A web based administration console is available in Gyrex. By default it is started using a separate, embedded Jetty engine on an internal port. This allows for maximum flexibility and is independent of the main Jetty web server in Gyrex.
To open the web console please open a browser and enter the URL
Protecting Access to the Web Console
Access to the web console is not protected by default in development mode. The console runs on a different port which should have protected access by firewalls already. In addition it's also possible to secure access to the web console using a pluggable authentication scheme. Out of the box, BASIC authentication with encryption using SSL is possible.

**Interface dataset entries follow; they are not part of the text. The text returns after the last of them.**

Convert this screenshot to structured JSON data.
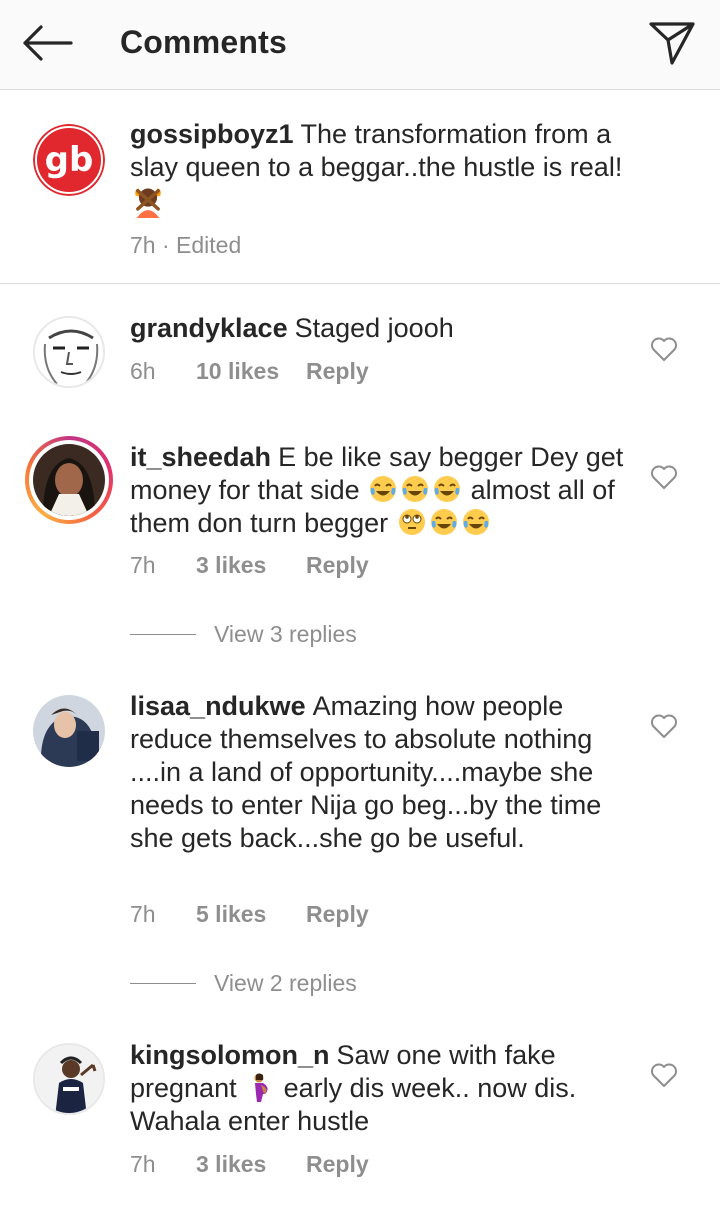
{
  "header": {
    "title": "Comments",
    "back_icon": "back-arrow-icon",
    "send_icon": "paper-plane-icon"
  },
  "caption": {
    "username": "gossipboyz1",
    "avatar_text": "gb",
    "text": "The transformation from a slay queen to a beggar..the hustle is real!",
    "time": "7h · Edited"
  },
  "comments": [
    {
      "username": "grandyklace",
      "text": "Staged joooh",
      "time": "6h",
      "likes": "10 likes",
      "reply": "Reply"
    },
    {
      "username": "it_sheedah",
      "text_a": "E be like say begger Dey get money for that side",
      "text_b": "almost all of them don turn begger",
      "time": "7h",
      "likes": "3 likes",
      "reply": "Reply",
      "view_replies": "View 3 replies"
    },
    {
      "username": "lisaa_ndukwe",
      "text": "Amazing how people reduce themselves to absolute nothing ....in a land of opportunity....maybe she needs to enter Nija go beg...by the time she gets back...she go be useful.",
      "time": "7h",
      "likes": "5 likes",
      "reply": "Reply",
      "view_replies": "View 2 replies"
    },
    {
      "username": "kingsolomon_n",
      "text_a": "Saw one with fake pregnant",
      "text_b": "early dis week.. now dis. Wahala enter hustle",
      "time": "7h",
      "likes": "3 likes",
      "reply": "Reply"
    }
  ],
  "colors": {
    "caption_avatar_red": "#e0282e",
    "meta_gray": "#8e8e8e",
    "divider": "#dbdbdb"
  }
}
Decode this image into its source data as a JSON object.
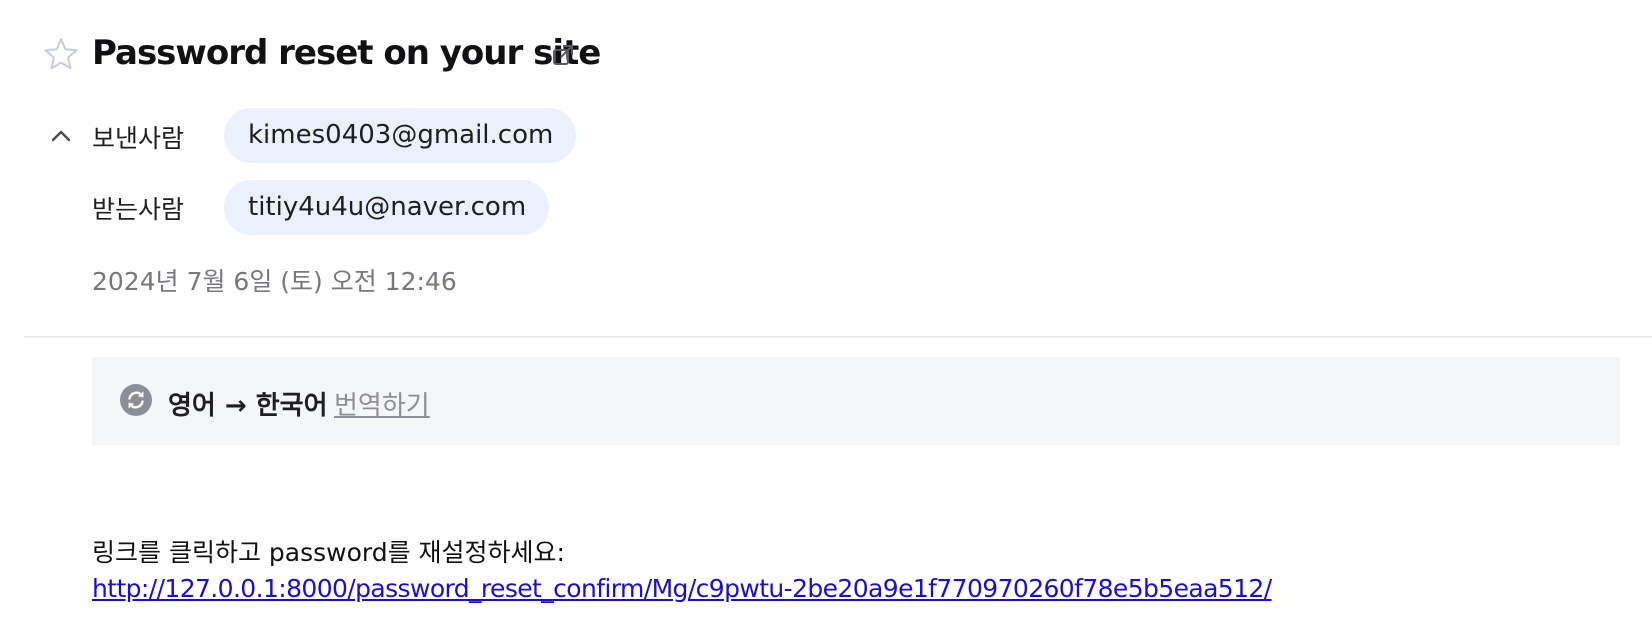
{
  "mail": {
    "subject": "Password reset on your site",
    "from_label": "보낸사람",
    "from_address": "kimes0403@gmail.com",
    "to_label": "받는사람",
    "to_address": "titiy4u4u@naver.com",
    "date": "2024년 7월 6일 (토) 오전 12:46"
  },
  "translate": {
    "pair": "영어 → 한국어",
    "action": "번역하기"
  },
  "body": {
    "text": "링크를 클릭하고 password를 재설정하세요:",
    "link": "http://127.0.0.1:8000/password_reset_confirm/Mg/c9pwtu-2be20a9e1f770970260f78e5b5eaa512/"
  },
  "icons": {
    "star": "star-icon",
    "popout": "external-link-icon",
    "collapse": "chevron-up-icon",
    "translate": "translate-refresh-icon"
  },
  "colors": {
    "chip_bg": "#eaf0fc",
    "link": "#1a0dd6",
    "muted": "#77777d",
    "translate_bg": "#f5f6f8"
  }
}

In order to enable secure encryption and basic authentication the following two system properties must be set (either in config.ini or using command line arguments when launching the server.
Please have a look at Secure Passwords for instructions on how to produce the password hash.
Gyrex integrates the Equinox Console which is based on the Apache GoGo Shell. Countless console commands are provided in order to simplify administration of a Gyrex cloud. The Equinox Console is extensible and Gyrex also includes ARGS4J which allows developing additional commands using annotations.
In order to activate the OSGi Console one simply needs to pass the "
-console" command line argument when starting Gyrex using the
gyrex executable. This is the default in all Gyrex server packages.
The OSGi Console is also available via SSH. This is the recommended way of connecting to production systems. However, please be careful with the close/exit commands. The SSH console listens on port 3122.
Currently only key-based authorization is supported in the Gyrex bundled SSH console. Also, the OSGi SSH console does not support different roles/permissions. Thus, every logged in user can execute all commands. In order to be able to login an
authorized_keys file need to be created in the instance data location at
<runtime-workspace>/etc/.ssh/authorized_keys. That's a regular
authorized_keys file as typically found on Linux systems (1, 2). When connecting to the SSH console using a key any username is sufficient.